- Increased Delay Contrary to National Security Interests. In the notice, USCIS makes frequent reference to a rise in national security threats as a reason to spend more time and resources on each decision. However, USCIS has reported that it has been able to decide over 99% of EADs within the 30-day timeframe for over the past year. Therefore, USCIS has proven its ability to adequately vet the amount of requests in a timely fashion. Moreover, its argument regarding increased threats serves only to prompt the need for a speedier process to properly protect national security, rather than its request to delay the process further. This need for a speedier process is further compounded by the fact that the EAD applicants are asylum-seekers already residing in the United States. If vetting must be done to prevent security risks, then having unvetted people in the U.S. subjected to a potentially indefinite review period seems contrary to the department’s stated interests.
- Part of a Systematic Effort to Deter Asylum Seekers. This proposed rule change is part and parcel of this administration’s effort to make the U.S. a hostile destination for individuals fleeing persecution in their countries of origin. This is evidenced by this rule change as well as the third-country transit bar, the proposed wide-sweeping public charge rule, and the institution of the so-called Migrant Protection Protocols. By removing the ability of asylum seekers to gain meaningful employment within a short and predictable timeframe, the Trump Administration effectively turns asylum seekers into the very public charges it seeks to exclude. Additionally, this policy change would make the work authorization process more unpredictable and inefficient by removing the ability to hold USCIS accountable to any deadline.

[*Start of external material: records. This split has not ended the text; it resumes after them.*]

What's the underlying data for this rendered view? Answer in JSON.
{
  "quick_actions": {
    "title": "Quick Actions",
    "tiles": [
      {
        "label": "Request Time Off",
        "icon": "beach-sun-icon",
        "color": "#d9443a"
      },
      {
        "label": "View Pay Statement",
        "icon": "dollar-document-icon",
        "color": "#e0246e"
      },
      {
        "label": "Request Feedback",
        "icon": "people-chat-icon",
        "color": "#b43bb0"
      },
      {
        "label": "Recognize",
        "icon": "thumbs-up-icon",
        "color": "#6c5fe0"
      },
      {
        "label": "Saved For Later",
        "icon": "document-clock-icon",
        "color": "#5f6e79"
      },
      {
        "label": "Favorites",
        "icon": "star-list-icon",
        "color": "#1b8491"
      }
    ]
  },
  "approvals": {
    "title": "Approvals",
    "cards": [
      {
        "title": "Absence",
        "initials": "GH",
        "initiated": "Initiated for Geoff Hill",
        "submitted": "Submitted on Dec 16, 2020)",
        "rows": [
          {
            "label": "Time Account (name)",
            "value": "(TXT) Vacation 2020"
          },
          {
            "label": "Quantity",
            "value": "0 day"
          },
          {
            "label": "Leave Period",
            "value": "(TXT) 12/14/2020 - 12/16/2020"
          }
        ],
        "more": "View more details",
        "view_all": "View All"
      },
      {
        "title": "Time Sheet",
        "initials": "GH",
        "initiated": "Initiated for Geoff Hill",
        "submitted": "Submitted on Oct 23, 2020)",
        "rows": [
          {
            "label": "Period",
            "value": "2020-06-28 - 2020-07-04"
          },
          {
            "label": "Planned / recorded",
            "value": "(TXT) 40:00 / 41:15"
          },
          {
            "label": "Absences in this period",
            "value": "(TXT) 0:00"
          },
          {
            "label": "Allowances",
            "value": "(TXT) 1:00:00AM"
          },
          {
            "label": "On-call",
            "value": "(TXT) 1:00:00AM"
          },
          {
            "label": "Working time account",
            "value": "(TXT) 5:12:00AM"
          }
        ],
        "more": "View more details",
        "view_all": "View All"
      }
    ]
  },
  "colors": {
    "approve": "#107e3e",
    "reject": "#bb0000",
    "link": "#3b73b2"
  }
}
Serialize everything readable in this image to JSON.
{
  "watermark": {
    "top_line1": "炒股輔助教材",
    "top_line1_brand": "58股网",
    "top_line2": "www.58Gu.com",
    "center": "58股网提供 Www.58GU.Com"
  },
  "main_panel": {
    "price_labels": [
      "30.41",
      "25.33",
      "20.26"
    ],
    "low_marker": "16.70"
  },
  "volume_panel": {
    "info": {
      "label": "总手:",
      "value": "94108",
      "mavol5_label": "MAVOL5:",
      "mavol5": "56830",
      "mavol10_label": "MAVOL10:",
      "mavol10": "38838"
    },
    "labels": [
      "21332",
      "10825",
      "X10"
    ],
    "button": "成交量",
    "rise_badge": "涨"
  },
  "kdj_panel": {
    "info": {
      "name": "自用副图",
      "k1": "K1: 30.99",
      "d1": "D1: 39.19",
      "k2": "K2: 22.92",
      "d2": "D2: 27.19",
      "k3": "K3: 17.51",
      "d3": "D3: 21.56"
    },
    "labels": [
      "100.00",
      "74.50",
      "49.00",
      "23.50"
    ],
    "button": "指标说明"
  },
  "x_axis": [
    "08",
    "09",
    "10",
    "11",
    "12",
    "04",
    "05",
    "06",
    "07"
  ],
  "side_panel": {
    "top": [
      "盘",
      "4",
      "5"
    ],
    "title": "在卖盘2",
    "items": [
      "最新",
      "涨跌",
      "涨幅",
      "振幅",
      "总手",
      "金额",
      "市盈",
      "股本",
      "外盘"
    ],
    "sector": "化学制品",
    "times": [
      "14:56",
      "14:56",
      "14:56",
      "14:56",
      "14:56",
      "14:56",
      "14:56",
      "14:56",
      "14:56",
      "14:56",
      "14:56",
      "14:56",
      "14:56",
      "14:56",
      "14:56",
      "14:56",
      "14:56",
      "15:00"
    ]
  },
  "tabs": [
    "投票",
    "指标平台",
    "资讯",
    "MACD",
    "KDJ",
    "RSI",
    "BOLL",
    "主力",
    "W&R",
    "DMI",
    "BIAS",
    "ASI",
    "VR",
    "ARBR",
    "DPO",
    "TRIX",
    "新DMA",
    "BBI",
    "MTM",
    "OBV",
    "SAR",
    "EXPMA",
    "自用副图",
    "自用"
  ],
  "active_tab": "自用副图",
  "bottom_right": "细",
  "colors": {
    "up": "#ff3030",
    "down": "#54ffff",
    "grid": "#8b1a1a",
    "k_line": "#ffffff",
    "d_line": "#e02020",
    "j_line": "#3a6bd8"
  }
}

- Proposed Alternative: As the law is currently written, asylum seekers must wait 180 days before they may be granted authorization to work. They are permitted to submit their application after 150 days, giving USCIS the 30-day timeframe in question to process the requests. If USCIS’s goal is to have more time to process each request in order to increase flexibility and free up resources to work on other applications, then it could easily shorten the waiting time before asylum-seekers are allowed to submit their application. If USCIS feels that a 60-day timeframe would be more beneficial, then it may allow applications to be submitted after 120 days, rather than 150. Allowing asylum-seekers to submit their applications earlier could allow the department to have up to 180 days to process and properly vet each individual while reducing the risk of harm to each applicant.